Sometimes, there's little more than cosmetic changes to software; other times the underlying antivirus detection engine has had significant upgrades to detect new threats, minimize false positives, run lighter, or any number of other improvements.
When the changes are mostly cosmetic, it's usually safe to skip a version and stick with your older software; when the changes are fundamental to the way the software works, it's wise to consider an upgrade.
This doesn't necessarily mean you should upgrade, just that you should take time every few months to see what's new and if your needs are better suited to a new version.
Ultimately, you're responsible for your own computer's security, so chances are no one will remind you to go check out what's new in the latest antivirus software.
Our friends in Redmond, Washington, are at it again. :-)
Microsoft just announced their own free anti-malware / anti-virus software. cnet has full coverage of Microsoft's Morro anti-virus software and the general consensus amongst security industry companies seems to be a universal shrug.
Here's what reps from some of the leading companies had to say in interviews for the article:
|McAfee||"With more malware attacks than ever before, we believe our advanced technology... will provide consumers the confidence to choose McAfee as their trusted adviser and expert in security."|
|Symantec||"...it's simply not in Microsoft's DNA to provide high-quality, frequently updated security protection."|
|Kaspersky||"[Microsoft has] continued to hold a very low market share in the consumer market, and we don't expect the exit of OneCare to change the playing field drastically."|

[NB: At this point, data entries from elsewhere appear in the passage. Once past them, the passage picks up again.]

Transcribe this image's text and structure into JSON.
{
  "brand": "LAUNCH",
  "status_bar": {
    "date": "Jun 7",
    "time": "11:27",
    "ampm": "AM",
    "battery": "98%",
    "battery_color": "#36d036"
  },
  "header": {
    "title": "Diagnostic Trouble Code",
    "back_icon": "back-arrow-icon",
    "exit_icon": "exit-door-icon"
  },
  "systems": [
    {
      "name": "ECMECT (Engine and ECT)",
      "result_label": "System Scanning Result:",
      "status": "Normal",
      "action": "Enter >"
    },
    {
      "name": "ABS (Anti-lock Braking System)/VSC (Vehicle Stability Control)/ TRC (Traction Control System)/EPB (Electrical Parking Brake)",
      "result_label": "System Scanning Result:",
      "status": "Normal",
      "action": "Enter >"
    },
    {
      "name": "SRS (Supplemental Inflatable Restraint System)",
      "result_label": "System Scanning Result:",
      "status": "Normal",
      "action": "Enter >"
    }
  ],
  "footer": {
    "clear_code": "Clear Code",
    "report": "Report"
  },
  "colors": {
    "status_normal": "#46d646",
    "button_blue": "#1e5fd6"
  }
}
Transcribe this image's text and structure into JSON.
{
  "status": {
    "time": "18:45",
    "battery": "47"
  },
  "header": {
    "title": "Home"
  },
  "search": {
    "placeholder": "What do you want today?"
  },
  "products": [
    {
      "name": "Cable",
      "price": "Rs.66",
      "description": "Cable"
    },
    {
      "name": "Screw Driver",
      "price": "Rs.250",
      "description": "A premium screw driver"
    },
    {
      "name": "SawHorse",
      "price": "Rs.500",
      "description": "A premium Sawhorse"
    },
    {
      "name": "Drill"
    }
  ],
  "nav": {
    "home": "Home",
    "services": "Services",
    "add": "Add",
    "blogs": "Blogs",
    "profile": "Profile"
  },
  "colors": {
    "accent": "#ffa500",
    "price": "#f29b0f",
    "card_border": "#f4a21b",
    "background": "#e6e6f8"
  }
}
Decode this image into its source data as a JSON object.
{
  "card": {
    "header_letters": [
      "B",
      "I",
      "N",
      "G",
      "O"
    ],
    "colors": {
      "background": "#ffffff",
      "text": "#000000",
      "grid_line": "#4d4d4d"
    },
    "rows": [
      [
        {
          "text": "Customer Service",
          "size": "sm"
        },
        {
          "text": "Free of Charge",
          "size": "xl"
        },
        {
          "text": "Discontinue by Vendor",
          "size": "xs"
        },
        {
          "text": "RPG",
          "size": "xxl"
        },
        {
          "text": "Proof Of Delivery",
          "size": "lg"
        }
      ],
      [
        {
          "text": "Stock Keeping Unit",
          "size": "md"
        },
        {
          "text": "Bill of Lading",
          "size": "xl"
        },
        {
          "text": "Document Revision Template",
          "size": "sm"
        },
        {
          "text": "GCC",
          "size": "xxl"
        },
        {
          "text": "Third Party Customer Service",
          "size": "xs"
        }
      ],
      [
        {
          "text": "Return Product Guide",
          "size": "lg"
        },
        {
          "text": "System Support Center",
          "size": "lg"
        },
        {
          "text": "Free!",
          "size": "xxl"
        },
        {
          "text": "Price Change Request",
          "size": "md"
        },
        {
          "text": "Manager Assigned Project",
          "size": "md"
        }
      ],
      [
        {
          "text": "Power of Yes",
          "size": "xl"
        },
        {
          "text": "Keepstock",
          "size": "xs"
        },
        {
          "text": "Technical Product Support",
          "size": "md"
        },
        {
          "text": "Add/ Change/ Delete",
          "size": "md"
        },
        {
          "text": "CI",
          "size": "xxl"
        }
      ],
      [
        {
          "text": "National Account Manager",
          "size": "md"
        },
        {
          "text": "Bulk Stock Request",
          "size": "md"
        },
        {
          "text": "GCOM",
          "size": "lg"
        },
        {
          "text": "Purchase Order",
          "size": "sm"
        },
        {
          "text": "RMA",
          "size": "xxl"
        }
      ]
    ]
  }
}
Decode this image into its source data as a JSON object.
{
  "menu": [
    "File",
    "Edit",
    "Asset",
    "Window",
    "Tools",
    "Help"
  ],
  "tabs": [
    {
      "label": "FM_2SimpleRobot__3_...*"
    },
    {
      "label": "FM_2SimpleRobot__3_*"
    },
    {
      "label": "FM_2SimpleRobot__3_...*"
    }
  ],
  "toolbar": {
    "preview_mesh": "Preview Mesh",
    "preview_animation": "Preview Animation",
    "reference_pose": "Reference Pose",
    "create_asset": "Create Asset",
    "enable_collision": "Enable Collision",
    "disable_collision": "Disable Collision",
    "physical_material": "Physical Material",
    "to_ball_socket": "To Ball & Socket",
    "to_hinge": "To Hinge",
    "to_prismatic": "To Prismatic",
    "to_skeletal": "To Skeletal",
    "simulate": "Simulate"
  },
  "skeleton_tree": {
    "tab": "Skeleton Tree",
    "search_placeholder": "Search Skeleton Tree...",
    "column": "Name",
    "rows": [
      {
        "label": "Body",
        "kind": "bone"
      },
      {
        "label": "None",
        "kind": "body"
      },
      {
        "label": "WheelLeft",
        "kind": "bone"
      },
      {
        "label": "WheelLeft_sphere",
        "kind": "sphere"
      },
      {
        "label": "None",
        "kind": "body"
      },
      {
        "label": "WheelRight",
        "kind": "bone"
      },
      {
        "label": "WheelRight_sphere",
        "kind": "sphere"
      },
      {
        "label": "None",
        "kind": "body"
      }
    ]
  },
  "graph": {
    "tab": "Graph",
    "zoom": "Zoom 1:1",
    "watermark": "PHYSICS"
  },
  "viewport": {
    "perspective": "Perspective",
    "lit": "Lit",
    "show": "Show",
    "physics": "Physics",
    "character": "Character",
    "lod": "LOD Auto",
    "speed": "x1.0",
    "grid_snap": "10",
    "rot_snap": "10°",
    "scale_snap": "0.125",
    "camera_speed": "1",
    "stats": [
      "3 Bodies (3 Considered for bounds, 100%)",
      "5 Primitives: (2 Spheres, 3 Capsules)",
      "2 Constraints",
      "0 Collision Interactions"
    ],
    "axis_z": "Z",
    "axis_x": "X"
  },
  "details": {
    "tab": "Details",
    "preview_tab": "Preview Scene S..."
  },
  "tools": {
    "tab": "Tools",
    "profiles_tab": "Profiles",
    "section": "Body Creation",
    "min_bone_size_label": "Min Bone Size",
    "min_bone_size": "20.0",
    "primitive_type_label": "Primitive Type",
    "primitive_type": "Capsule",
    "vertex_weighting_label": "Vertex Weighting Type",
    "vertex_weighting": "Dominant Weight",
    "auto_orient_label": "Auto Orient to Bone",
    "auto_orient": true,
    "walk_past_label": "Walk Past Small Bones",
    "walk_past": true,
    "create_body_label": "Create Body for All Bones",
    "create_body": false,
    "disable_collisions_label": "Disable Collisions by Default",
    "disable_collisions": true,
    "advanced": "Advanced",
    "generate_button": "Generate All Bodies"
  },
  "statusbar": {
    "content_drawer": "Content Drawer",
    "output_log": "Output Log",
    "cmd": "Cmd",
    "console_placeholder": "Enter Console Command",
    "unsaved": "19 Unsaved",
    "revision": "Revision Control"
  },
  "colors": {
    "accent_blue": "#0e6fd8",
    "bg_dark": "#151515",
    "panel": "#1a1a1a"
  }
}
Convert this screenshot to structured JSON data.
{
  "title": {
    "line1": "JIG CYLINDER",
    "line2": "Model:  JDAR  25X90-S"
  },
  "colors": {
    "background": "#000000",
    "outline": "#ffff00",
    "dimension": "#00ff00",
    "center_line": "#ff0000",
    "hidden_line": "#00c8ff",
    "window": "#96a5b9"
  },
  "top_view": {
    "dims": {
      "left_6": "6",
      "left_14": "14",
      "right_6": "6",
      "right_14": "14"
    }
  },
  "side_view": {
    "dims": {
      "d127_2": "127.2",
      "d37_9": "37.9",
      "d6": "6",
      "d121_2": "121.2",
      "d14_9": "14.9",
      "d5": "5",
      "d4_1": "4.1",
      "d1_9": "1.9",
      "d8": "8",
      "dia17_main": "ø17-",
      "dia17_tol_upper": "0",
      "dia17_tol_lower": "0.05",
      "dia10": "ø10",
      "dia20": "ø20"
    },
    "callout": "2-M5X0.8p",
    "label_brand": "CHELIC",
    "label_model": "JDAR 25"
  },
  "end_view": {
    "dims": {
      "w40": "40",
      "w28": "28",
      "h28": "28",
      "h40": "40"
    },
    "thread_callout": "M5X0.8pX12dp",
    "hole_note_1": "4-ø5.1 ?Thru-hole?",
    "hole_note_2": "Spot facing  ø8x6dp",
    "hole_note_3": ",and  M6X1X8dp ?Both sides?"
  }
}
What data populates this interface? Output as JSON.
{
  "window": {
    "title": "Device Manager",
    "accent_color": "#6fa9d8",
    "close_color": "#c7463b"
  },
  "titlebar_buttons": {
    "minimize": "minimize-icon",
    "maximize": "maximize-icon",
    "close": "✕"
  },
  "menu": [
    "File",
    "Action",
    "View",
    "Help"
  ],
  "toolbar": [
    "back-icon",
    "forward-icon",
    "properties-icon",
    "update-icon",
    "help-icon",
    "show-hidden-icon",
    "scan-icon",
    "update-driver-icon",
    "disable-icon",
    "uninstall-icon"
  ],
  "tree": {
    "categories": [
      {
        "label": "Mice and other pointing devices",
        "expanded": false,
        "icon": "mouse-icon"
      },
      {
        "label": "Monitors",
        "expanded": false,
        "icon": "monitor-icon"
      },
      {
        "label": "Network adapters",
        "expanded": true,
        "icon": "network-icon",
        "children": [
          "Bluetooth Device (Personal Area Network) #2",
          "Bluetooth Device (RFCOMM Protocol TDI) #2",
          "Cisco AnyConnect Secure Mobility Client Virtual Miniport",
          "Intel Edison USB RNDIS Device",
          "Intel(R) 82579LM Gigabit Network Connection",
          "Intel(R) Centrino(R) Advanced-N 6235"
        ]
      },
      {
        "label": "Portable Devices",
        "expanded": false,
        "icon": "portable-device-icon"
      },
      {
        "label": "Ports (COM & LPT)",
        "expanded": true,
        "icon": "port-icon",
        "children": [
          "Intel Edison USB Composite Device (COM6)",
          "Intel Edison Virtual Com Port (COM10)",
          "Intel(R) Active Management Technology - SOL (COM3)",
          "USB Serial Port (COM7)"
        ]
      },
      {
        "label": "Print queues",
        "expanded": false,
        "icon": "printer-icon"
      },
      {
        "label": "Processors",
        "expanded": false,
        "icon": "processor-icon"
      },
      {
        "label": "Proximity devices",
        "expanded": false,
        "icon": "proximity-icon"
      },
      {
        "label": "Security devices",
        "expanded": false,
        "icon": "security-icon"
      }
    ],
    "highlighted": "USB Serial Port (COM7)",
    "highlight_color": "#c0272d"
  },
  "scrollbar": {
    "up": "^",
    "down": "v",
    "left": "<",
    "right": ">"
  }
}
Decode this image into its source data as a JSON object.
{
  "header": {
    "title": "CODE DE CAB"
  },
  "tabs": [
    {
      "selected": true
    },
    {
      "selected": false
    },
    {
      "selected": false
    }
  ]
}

Hmmm... doesn't sound like any are quaking at the thought of having Microsoft as a competitor in the antivirus software marketplace anytime soon.